Romney’s camp has claimed that “context is irrelevant” when it suits them. With Ann Romney’s words today, context is now highly relevant for them.
March 5, 2012 at 12:45 PM
Nowadays, robocalling is standard practice for political campaigns. In a presidential election year, almost everyone can expect an automated phone call here and there. This nomination season, voters in contested states, like South Carolina or Ohio, racked up dozens of robotic voice mails. Sometimes it’s Robo-Robert on the other end of the cord, sometimes it’s Barbara Bush. Usually, it’s just annoying.
Nevertheless, setting up an automated phone bank is usually easier than finding flesh-and-blood volunteers. With companies like Republican Robo Calls — who assure the customer they’ve never worked with a Democrat — charging only two to seven cents per call, million dollar campaigns can hardly afford not use them.
Yet for a system supposedly designed to avoid human error, there’s certainly a lot of it. Whether it’s scandalous content, like accusing John McCain of fathering an illegitimate black child in 2000, or just ringing the wrong households, like Rick Santorum phoning Democrats in Michigan, robocalling can be disastrous for both its users and subjects.
The robocalls that peppered Washington state in anticipation of the Republican caucus had their share of trickery as well.
February 7, 2012 at 11:34 AM
PUEBLO — About an hour south of Colorado’s famous conservative mecca, Colorado Springs, we found the city of Pueblo hard at work.
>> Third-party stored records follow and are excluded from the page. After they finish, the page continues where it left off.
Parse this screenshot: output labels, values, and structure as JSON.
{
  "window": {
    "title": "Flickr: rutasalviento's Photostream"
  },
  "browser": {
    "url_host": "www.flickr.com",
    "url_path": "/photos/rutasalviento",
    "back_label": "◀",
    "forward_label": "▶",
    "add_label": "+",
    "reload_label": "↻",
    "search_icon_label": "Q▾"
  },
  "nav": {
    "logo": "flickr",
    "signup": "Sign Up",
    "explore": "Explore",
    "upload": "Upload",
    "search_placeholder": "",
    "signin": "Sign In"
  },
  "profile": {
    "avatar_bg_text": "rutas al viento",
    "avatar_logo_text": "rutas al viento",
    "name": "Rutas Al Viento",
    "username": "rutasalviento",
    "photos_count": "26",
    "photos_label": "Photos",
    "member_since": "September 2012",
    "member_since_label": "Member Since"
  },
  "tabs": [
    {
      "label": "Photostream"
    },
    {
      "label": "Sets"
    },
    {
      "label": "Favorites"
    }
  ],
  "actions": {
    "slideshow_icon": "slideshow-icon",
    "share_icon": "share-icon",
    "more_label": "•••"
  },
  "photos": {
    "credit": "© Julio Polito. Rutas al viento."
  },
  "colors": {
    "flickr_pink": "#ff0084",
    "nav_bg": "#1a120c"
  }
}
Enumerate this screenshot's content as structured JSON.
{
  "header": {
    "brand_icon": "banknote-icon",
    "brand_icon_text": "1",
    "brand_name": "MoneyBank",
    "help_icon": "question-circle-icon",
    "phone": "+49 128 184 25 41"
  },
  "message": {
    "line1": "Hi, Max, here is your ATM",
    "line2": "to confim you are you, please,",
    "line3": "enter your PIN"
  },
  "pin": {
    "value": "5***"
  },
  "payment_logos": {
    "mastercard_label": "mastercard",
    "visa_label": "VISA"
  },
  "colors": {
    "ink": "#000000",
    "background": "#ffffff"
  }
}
No flashy controversies here. No Focus on the Familys and no Ted Haggards. Just friendly, hard-working folks trying to help their city — like so many others in this country — recover from the recession.
It only takes a few minutes walking along downtown’s Main Street for one to realize that people here care more about what the next President can do to help Pueblo than who the new president is. Citizens have a chance to cast their votes on the Republican side in tonight’s state-wide caucuses.
The city has suffered job cuts from some major local employers. The biggest hit came when air conditioning company Trane downsized its Pueblo workforce by 37% in 2009. Even the city’s only daily newspaper, The Chieftan, had to reduce its staff by 5% (11 employees). According to some, this is indicative of a larger, negative economic trend in the area.